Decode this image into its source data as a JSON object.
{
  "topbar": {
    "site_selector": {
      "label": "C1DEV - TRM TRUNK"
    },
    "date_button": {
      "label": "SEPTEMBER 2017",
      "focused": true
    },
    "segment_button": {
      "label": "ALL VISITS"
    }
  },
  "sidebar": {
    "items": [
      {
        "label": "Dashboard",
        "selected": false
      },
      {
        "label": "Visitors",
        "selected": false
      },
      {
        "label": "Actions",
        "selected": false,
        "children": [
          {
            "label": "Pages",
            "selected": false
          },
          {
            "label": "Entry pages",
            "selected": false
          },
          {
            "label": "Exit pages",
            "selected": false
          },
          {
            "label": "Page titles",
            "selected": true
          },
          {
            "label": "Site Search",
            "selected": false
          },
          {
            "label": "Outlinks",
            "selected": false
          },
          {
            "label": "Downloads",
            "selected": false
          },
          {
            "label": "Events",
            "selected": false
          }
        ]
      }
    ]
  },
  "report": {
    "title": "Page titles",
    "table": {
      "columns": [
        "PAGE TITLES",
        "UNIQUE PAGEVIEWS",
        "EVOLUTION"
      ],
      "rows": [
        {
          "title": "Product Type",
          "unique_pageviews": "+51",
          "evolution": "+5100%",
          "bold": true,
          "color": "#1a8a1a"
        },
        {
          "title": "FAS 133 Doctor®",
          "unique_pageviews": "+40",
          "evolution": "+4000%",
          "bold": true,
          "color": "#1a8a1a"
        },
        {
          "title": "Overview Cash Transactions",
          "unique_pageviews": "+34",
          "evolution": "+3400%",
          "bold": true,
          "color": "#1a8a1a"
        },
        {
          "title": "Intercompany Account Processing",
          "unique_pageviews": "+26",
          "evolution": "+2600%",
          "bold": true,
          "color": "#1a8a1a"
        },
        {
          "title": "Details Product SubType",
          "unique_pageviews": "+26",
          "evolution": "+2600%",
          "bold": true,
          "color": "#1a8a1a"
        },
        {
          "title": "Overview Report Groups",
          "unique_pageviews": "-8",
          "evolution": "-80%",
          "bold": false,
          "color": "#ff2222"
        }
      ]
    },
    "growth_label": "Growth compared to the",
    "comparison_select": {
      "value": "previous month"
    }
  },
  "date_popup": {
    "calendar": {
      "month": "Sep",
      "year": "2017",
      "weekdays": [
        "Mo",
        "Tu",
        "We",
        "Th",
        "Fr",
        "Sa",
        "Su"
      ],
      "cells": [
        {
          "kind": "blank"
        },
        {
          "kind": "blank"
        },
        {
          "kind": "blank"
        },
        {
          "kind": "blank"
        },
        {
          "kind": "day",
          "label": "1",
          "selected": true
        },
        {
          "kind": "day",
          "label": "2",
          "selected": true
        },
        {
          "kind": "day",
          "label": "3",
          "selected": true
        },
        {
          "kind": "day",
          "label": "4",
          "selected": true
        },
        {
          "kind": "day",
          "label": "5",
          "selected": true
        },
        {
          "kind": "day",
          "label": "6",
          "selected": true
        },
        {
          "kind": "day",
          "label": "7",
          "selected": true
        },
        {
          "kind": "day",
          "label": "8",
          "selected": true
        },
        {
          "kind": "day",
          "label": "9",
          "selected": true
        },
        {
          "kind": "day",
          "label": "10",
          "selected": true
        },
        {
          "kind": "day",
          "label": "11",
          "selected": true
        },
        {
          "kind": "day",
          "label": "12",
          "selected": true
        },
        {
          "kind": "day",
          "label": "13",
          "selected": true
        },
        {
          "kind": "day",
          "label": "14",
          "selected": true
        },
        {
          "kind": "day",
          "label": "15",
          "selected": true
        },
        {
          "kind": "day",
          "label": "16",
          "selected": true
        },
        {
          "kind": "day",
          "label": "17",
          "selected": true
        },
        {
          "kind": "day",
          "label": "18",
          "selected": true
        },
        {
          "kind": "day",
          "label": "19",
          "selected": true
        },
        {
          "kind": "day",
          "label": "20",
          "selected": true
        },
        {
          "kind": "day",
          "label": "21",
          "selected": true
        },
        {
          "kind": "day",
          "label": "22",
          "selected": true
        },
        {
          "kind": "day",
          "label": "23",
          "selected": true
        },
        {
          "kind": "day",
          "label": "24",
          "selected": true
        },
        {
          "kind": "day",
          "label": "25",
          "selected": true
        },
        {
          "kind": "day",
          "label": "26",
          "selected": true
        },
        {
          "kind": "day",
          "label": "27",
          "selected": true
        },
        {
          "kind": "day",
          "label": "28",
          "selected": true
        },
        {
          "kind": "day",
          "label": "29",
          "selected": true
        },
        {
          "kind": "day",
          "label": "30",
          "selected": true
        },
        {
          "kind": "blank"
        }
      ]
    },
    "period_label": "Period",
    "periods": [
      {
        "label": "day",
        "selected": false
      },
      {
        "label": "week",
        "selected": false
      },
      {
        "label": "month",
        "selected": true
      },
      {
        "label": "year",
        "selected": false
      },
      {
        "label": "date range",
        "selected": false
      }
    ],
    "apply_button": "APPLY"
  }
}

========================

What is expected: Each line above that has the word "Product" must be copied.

Result for this exercise:
          "title": "Product Type",
          "title": "Details Product SubType",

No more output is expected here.